Embargo Period



adult learning, adult learning projects, adult basic education, literacy educators, professional learning

Major Advisor

Marijke T. Kehrhahn

Associate Advisor

Alexandra A. Bell

Associate Advisor

Robin Grenier

Associate Advisor

Eileen Eckert McFall

Field of Study

Adult Learning


Doctor of Philosophy

Open Access

Open Access


Self-Directed Learning Projects of Adult Basic and Literacy Educators:

A Professional Learning Model

Maureen K. Crowley, Ph.D.

University of Connecticut, 2014

Adult basic education and literacy (ABEL) educators face the same scrutiny of their professional practice as do today’s public school teachers and administrators, as they contend equally with increased standards and heightened expectations of student performance outcomes. The press for professional development is keen, despite insufficient funding to meet the demand. Learning projects, well established as a viable model for developing proficiency among workers in various fields of employment, is little understood or recognized as such in the ABEL field. The conceptual foundation of this qualitative study included acceptance of adults as intentional, self-directed, and effective learners (Eckert, 2003; Ertmer & Newby, 1996; Penland, 1977; Rose, 2004; Scribner, 1986; Tough, 1979); that learning is largely implicit and, therefore, challenging to articulate (Eraut, 2004; Reber, 1993); and that the learner, process, and environment are seamlessly integrated in a progressive process (Eckert, 2003; Greeno et al., 1999; Sheckley & Keeton, 2000). The sample included 12 educators, 8 women and 4 men, who were working part-time in four different ABEL programs. To obtain suitably rich data, two sustained conversation-type interviews were conducted using an initial and follow-up semi-structured protocol; all interviews were taped and transcribed.

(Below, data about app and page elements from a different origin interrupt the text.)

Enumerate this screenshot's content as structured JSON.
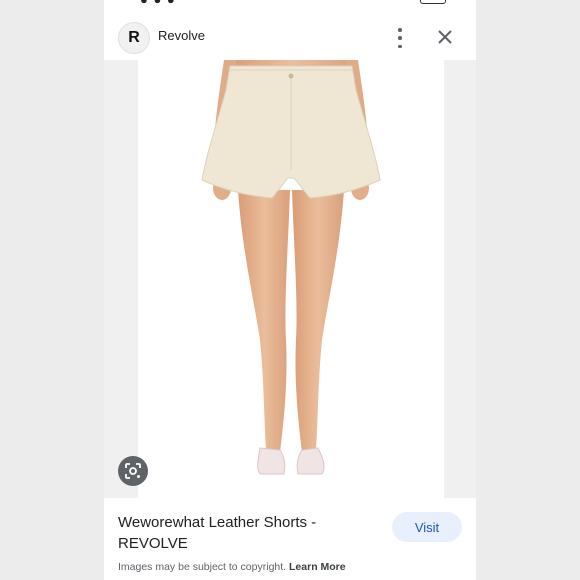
{
  "header": {
    "logo_letter": "R",
    "site_name": "Revolve",
    "menu_icon": "more-vert-icon",
    "close_icon": "close-icon"
  },
  "image": {
    "subject": "product-photo-shorts",
    "lens_icon": "google-lens-icon"
  },
  "result": {
    "title": "Weworewhat Leather Shorts - REVOLVE",
    "visit_label": "Visit",
    "copyright_text": "Images may be subject to copyright.",
    "learn_more_label": "Learn More"
  },
  "colors": {
    "visit_bg": "#e8f0fe",
    "visit_text": "#1a56c4",
    "shorts": "#efe6d4",
    "skin": "#e7b592",
    "heels": "#f0e4e4"
  }
}
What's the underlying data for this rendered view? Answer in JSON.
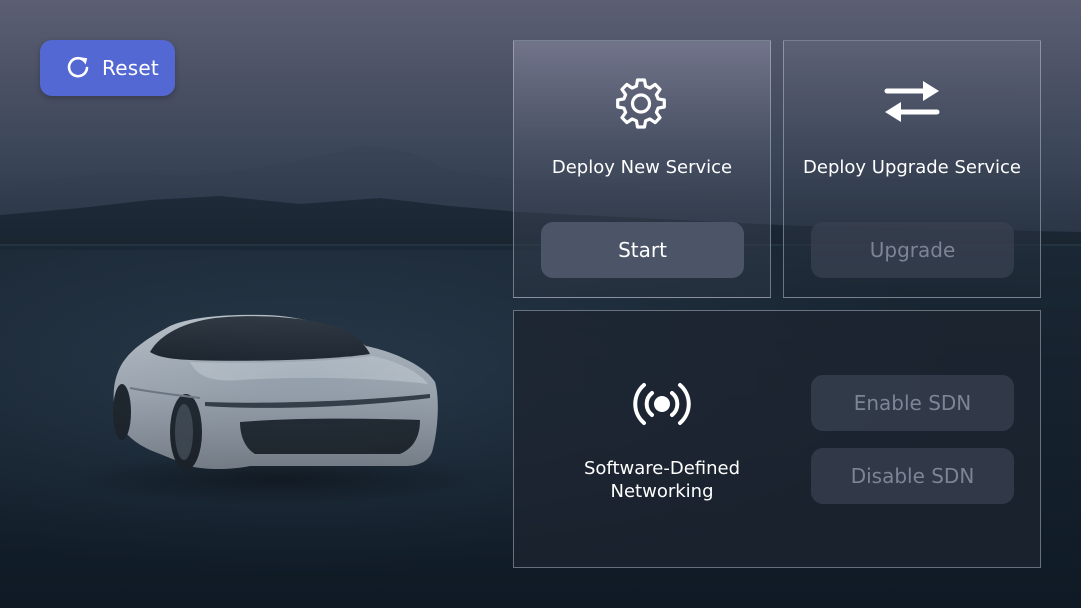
{
  "reset": {
    "label": "Reset",
    "icon": "refresh-icon",
    "color": "#5468d4"
  },
  "panels": {
    "deploy_new": {
      "title": "Deploy New Service",
      "icon": "gear-icon",
      "button": {
        "label": "Start",
        "enabled": true
      }
    },
    "deploy_upgrade": {
      "title": "Deploy Upgrade Service",
      "icon": "swap-arrows-icon",
      "button": {
        "label": "Upgrade",
        "enabled": false
      }
    },
    "sdn": {
      "title": "Software-Defined Networking",
      "icon": "broadcast-icon",
      "enable_button": {
        "label": "Enable SDN",
        "enabled": false
      },
      "disable_button": {
        "label": "Disable SDN",
        "enabled": false
      }
    }
  },
  "colors": {
    "accent": "#5468d4",
    "button_active": "#4c5468",
    "button_disabled_text": "#7c8496"
  }
}
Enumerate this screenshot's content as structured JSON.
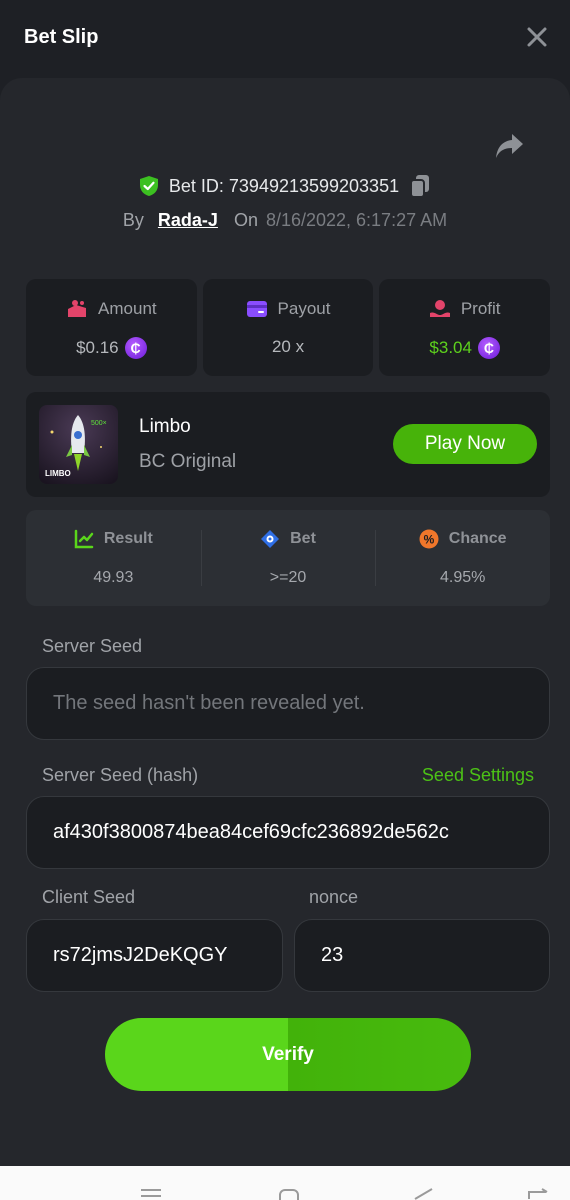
{
  "header": {
    "title": "Bet Slip",
    "close_icon": "close-icon"
  },
  "bet": {
    "id_text": "Bet ID: 73949213599203351",
    "by_label": "By",
    "user": "Rada-J",
    "on_label": "On",
    "date": "8/16/2022, 6:17:27 AM"
  },
  "stats": {
    "amount_label": "Amount",
    "amount_value": "$0.16",
    "payout_label": "Payout",
    "payout_value": "20 x",
    "profit_label": "Profit",
    "profit_value": "$3.04",
    "coin_symbol": "₵"
  },
  "game": {
    "name": "Limbo",
    "subtitle": "BC Original",
    "play_label": "Play Now",
    "thumb_text": "LIMBO",
    "thumb_badge": "500×"
  },
  "result": {
    "result_label": "Result",
    "result_value": "49.93",
    "bet_label": "Bet",
    "bet_value": ">=20",
    "chance_label": "Chance",
    "chance_value": "4.95%"
  },
  "seeds": {
    "server_seed_label": "Server Seed",
    "server_seed_placeholder": "The seed hasn't been revealed yet.",
    "server_hash_label": "Server Seed (hash)",
    "seed_settings_label": "Seed Settings",
    "server_hash_value": "af430f3800874bea84cef69cfc236892de562c",
    "client_seed_label": "Client Seed",
    "client_seed_value": "rs72jmsJ2DeKQGY",
    "nonce_label": "nonce",
    "nonce_value": "23"
  },
  "verify_label": "Verify",
  "colors": {
    "accent": "#5ad61b",
    "profit": "#5dd11d",
    "panel": "#25272c",
    "card": "#1b1d21"
  }
}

Data were analyzed following Creswell’s (1994) recommended procedure, which was reductive, inductive,

Maureen K. Crowley - University of Connecticut, 2014

and interpretive. The iterative and reductive process of analysis used yielded common themes and patterns which informed the research questions. Knowledge gained extends the view of what constitutes effective professional learning in the workplace. Results suggest that a broader, blended view, rather than a dichotomized one depicting professional learning as either formal/traditional or informal/nontraditional, and ascribing greater value ascribed to the former, is warranted.